According to one Antifa football fan of Lokomotiv Moskva, this is because the far right is too strong.

“Given the dominance of the far right in stadiums in Russia, it is difficult to push in anything new,” says Leonid, who asked that his real name not be mentioned. “[The problem is] that those who tried to form Antifa groups were not real football fans.”

Many Antifa activists would support a football team just so that they could challenge far-right groups or start fights with them, he says.

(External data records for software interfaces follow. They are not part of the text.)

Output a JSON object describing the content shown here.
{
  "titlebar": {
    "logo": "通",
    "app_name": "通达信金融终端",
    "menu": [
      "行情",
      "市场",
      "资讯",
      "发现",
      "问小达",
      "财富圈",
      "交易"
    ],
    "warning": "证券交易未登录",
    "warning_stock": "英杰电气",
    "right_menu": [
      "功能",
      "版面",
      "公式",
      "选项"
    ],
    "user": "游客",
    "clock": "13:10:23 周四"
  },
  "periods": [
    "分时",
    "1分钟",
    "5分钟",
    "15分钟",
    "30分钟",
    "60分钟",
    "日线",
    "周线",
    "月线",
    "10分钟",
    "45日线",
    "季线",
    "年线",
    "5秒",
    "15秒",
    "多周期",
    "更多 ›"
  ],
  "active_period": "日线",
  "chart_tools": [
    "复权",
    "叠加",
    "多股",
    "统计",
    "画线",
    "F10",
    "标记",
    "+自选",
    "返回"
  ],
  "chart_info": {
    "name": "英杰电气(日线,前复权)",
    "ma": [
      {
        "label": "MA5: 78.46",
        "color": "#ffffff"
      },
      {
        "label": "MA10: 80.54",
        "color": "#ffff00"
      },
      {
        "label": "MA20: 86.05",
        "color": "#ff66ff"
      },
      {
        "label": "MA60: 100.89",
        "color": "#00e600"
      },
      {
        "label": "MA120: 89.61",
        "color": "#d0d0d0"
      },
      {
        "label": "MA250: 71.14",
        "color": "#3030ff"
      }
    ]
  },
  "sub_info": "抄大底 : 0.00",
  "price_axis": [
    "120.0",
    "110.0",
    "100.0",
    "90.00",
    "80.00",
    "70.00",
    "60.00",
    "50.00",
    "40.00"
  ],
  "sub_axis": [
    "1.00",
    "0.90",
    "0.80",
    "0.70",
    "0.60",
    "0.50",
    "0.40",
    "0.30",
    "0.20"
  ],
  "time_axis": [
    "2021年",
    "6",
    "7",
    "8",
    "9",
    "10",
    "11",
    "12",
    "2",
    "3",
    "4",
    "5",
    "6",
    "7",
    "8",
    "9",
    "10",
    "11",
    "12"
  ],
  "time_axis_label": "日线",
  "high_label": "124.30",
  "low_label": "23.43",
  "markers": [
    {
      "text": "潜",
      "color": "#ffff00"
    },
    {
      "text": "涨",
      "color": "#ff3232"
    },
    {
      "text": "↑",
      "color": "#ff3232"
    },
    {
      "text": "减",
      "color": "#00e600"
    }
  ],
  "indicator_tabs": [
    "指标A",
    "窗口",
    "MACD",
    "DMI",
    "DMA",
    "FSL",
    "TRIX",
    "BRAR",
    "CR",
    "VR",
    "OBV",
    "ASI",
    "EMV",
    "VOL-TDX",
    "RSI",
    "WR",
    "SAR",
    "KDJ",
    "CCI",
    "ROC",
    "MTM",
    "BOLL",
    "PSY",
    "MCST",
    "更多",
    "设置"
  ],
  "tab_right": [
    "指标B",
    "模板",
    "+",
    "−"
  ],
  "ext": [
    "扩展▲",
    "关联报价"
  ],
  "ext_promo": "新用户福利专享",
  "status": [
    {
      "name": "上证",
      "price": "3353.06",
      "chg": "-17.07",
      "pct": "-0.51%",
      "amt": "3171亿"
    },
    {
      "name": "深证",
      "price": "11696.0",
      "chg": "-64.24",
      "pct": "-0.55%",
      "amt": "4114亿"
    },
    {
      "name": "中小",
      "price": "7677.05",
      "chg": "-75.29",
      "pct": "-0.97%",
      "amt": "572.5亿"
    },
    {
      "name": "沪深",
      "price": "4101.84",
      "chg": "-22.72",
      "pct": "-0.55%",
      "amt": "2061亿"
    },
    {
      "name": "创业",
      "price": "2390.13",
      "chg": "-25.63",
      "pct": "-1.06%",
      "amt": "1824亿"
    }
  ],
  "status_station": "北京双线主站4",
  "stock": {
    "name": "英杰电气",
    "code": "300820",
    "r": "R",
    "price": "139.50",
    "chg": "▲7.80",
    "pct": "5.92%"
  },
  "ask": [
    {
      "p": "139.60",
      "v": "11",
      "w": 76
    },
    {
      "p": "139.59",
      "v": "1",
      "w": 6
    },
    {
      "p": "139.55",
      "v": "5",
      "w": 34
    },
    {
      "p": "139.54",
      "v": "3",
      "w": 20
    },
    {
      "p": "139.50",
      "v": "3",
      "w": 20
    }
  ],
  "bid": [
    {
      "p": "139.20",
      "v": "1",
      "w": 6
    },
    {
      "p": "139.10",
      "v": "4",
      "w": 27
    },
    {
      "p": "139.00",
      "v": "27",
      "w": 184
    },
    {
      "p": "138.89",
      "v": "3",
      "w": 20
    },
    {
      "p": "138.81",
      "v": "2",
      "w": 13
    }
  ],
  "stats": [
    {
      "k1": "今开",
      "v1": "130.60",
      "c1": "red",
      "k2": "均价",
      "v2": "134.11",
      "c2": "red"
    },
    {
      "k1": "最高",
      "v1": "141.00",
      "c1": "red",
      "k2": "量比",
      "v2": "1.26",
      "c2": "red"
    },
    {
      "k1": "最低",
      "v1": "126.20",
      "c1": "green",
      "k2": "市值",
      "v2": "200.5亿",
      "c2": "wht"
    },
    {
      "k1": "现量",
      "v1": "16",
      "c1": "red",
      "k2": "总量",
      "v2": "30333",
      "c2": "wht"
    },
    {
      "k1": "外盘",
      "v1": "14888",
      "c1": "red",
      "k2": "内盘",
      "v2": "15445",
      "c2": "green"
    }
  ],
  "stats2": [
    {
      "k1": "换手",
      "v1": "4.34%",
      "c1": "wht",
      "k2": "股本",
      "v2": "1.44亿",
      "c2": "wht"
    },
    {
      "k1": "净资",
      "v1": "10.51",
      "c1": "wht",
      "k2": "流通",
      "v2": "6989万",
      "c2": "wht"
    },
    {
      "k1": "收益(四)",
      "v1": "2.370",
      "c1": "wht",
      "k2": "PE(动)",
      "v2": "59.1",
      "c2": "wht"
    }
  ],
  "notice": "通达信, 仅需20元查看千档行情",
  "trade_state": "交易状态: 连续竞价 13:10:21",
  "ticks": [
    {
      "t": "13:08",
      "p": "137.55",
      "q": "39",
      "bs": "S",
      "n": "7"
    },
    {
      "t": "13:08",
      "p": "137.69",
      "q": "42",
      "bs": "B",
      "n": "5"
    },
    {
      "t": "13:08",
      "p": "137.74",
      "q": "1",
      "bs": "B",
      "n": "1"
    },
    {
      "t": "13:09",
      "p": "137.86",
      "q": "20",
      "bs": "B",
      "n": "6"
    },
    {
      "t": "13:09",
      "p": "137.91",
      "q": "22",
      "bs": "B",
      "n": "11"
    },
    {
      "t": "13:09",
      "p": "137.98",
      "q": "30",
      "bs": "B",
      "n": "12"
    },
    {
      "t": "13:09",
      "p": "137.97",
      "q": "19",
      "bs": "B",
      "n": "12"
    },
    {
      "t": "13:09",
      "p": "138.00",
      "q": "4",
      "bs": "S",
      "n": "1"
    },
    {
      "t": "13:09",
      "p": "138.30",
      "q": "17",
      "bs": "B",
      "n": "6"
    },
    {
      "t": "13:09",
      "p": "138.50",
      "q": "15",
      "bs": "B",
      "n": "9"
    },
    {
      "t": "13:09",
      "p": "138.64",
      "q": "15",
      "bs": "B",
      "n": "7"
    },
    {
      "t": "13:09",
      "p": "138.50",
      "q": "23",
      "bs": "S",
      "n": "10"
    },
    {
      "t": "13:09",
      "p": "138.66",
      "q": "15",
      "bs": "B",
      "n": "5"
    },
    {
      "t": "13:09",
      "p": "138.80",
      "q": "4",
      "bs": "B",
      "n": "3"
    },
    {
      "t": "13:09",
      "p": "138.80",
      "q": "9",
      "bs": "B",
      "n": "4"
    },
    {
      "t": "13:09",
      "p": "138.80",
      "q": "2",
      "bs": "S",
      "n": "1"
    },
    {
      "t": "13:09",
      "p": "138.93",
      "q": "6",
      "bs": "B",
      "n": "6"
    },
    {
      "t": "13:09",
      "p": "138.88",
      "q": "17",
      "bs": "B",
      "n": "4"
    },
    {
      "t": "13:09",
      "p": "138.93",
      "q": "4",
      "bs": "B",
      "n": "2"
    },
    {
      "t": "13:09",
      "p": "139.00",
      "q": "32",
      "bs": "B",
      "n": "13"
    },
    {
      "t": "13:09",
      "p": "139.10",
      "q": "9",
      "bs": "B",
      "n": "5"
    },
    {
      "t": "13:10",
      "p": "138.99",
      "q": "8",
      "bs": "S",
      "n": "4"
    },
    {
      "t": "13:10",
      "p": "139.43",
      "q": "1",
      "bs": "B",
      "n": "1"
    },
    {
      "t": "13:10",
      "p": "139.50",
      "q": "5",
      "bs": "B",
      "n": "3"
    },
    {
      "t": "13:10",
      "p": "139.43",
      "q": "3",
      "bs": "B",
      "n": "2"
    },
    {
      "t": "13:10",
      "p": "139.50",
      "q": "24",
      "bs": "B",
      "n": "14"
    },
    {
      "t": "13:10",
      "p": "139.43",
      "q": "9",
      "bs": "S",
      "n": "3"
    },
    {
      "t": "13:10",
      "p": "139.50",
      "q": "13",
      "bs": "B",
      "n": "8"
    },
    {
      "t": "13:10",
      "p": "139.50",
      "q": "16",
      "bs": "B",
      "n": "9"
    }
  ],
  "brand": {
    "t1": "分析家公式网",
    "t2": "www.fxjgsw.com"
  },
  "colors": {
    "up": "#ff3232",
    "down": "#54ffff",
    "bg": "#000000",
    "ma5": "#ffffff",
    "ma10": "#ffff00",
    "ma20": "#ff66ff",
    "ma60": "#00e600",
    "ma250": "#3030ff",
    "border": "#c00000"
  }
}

Leonid himself is part of a group called Lokomotiv Moscow Action (LMA), which has attracted two dozen Lokomotiv fans, many with leftist and Antifa views, who have decided to keep politics out of the stadium. LMA is the ideological successor of another ultras group called REACTIVE which existed for about eight years before disbanding after a conflict with a major far-right fan group in 2012.

Leonid and his fellow LMA members still hide their identities out of fear of being attacked by other ultras, but he says far-right politics at the Lokomotiv stadiums and elsewhere have been weakened.

This trend started with the crackdown in the mid-2010s on the far-right movement after parts of it decided to support the Ukrainian Maidan. The decimation of the All-Russian Union of Football Supporters, the official organisation that represented Russian ultras, following the violent clashes between Russian and English fans during Euro 2016 and the security campaign against ultras in the run-up to Russia 2018 have also contributed to that decline.

Despite warnings by international media that violence was to be expected at the World Cup, there have not been any major incidents. According to Mizov, not even the usual nationalistic chants could be heard at Russia matches.

“With this World Cup, people see that they can enjoy the positive aspects [of the game] and that aggression is not needed,” he says.

Murat Mizov with Red-White Djigits ultras at a march on the way to a match between Spartak Nalchik and Amkar Perm in 2015 [Courtesy of R.W.D.] 
Murat Mizov with Red-White Djigits ultras at a march on the way to a match between Spartak Nalchik and Amkar Perm in 2015 [Courtesy of R.W.D.] 

In recent years, the Red-White Djigits have not fared well. After Spartak Nalchik lost their funding in 2012, the team dropped out of the Premier League and has been playing in lower divisions since.

As a result, many fans lost interest, and the Red-White Djigits shrank into a small group.

“In the end, this pushed away the ‘one-day fans’ and the core remained. So we now have 50-70 people, who share the same ideas as me,” says Mizov.

After 20 years of loyal fandom, he remains just as dedicated to his team and, despite the hardship, he says he will not give up.

Follow Mariya Petkova on Twitter:@mkpetkova